A new composite anode material made by Indian scientists based on carbon nanostructures could produce more efficient lithium-ion batteries (LIB) with longer life, which is essential for electric vehicles.
Existing LIBs use graphite as an anode with moderate theoretical capacity and limited fast charging capabilities. Hence, there is a need for developing anode materials with high energy density, fast charging capability, and long cycle life.
Scientists at the International Advanced Research Centre for Powder Metallurgy and New Materials (ARCI), an autonomous R&D Centre of the Department of Science and Technology, in collaboration with Department of Metallurgical and Materials Engineering, IIT Madras have developed a novel anode material for lithium-ion battery (LIB) for electric vehicles (EVs).
This high-performance and sustainable anode made of a composite material of α-MoO3 and single-walled carbon nanostructures called carbon nanohorns (SWCNHs) showed high energy/power density, fast-charging capability, and long cycle life. The SWCNHs are carbon nanostructures composed of thousands of carbon nanocones and typically exist as spherical aggregates of 80–100 nm in diameter. The composite is considered low-cost and environmentally friendly due to its abundance and non-toxic elements present in the composite.
The research published in the journal Advanced Energy Materials highlights the synthesis of the α-MoO3/SWCNHs composite material developed with the help of a facile microwave hydrothermal technique in high yield. A uniform network of α-MoO3 and SWCNHs in the composite made its charging capacity two times that of the graphite and gave it an excellent cycle life. It also exhibited excellent fast charging capability (complete charge in 12 minutes).

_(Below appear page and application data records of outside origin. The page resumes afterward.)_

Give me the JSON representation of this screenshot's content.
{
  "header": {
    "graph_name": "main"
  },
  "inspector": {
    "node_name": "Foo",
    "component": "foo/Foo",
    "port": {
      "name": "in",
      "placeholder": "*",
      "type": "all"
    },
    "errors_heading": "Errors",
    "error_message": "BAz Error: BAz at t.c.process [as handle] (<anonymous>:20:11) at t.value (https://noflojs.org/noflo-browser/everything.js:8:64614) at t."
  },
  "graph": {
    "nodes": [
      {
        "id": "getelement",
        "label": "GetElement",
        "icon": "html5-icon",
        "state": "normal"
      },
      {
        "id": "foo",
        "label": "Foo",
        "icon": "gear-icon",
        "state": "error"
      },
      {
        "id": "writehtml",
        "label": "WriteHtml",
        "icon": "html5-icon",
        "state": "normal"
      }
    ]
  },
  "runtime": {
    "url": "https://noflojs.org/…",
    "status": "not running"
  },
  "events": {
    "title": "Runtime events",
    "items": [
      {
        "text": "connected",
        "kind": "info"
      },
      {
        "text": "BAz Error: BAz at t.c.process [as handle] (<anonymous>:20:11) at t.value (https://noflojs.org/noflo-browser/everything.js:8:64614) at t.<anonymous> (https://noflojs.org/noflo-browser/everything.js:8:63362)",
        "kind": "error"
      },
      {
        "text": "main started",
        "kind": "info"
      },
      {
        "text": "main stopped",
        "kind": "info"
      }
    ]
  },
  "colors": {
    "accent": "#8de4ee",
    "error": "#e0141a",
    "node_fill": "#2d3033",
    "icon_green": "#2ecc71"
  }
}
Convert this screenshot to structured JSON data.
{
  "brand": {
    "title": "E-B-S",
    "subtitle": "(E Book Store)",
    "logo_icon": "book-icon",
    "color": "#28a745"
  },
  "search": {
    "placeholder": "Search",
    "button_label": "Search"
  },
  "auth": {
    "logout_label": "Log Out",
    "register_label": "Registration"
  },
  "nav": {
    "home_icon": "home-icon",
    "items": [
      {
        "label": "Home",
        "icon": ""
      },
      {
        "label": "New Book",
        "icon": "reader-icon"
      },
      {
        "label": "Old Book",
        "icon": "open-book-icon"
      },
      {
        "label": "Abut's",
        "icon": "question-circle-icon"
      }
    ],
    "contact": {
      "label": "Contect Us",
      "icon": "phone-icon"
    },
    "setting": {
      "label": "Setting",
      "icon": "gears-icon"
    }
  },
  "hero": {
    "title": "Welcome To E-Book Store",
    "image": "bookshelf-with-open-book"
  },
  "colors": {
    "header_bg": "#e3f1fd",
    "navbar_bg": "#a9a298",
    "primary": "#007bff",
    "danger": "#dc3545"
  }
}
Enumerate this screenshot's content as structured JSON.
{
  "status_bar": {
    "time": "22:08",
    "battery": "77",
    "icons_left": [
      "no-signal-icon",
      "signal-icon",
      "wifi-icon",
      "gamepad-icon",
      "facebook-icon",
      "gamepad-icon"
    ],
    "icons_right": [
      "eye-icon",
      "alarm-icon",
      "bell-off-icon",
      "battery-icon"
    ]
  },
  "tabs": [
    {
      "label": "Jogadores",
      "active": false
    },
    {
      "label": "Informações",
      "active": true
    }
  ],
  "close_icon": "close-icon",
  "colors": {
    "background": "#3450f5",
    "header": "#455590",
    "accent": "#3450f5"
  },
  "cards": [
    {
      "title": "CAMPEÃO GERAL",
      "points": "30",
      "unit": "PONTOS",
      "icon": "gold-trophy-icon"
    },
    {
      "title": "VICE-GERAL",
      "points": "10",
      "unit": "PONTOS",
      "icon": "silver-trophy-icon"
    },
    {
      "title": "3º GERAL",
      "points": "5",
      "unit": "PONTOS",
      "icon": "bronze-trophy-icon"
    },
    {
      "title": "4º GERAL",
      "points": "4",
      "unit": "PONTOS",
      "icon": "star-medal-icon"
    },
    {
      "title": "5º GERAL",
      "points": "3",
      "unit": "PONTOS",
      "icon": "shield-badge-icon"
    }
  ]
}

According to the ARCI team, SWCNHs in the composite played a dual role as lithium-ion storage material and conductive additive. As a result, a robust network for fast transport of electrons and Li-ions is established, which led to remarkable electrochemical performance. With a scalable synthesis technique and superior cell performance, the α-MoO3/SWCNHs composite anode could replace the existing graphite-based anode for the next-generation LIBs.
Source: DD News